		int *ans = new int[n];
	memset(ans,0,n);
	stack<int> s;
	s.push(0); //pushing the 0th index into the stack
	ans[0] = 1; //span of first element is 1
	for(int i = 1;i<n;i++){
		while (!s.empty() && day[s.top()] <= day[i]) 
		//pop the stack until all the elements in the stack has smaller values than current
		//when this loop breaks and we are at some index that index will refer to our NGL
            s.pop();
        if(s.empty())
        	ans[i] = i+1;
        else
        	ans[i] = i - s.top(); //s.top() acts as the NGL
        s.push(i);
	}
	for(int i= 0 ;i<n;i++)cout<<ans[i]<<" ";
}
void stock_span(int *day,int n){
	int *ans = new int[n];
	memset(ans,0,n);
	ans[0] = 1;
	for(int i = 1;i<n;i++){
		//i is the current day
		int j = i-1; //starting from just left of current index
		//to find the NGL index
		while(j>=-1){
			if(day[j] > day[i])
				break;
			j--;
		}
		//j will contain the NGL if j!=-1
		if(j!=-1)ans[i] = (i - j);

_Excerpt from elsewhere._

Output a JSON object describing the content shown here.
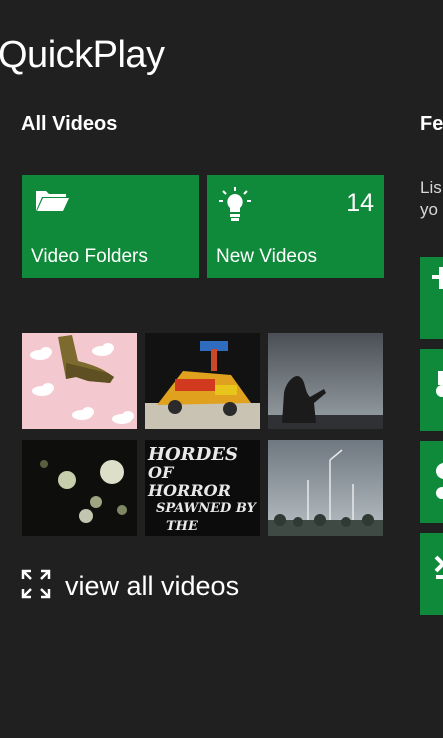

		// NGL - curr_idx will give the current span for the stock
		else ans[i] = i+1;
	}
	for(int i= 0 ;i<n;i++)cout<<ans[i]<<" ";
}
int main() {
	// your code goes here
	int n;
	cin>>n;
	int *day = new int[n]; //day stock price 
	for(int i = 0;i<n;i++)cin>>day[i];
	stock_span_n(day,n);
	return 0;
}
  • Time Complexity: Where n is the number of days – array.
  • Space Complexity: Where n for the stack we have used.

Conclusion

This stock span problem is quite popular in interviews and a wide variety of questions are asked from this. The initial naïve way is quite easy to understand as it is intuitive although the application of stack is quite interesting here and we can get a slight idea of where we can actually use stacks.

Hope this problem is now clear to understand and it helps aspiring developers and programmers. You can check out our YouTube channel for more insights or visit our website.

By Aniruddha Guin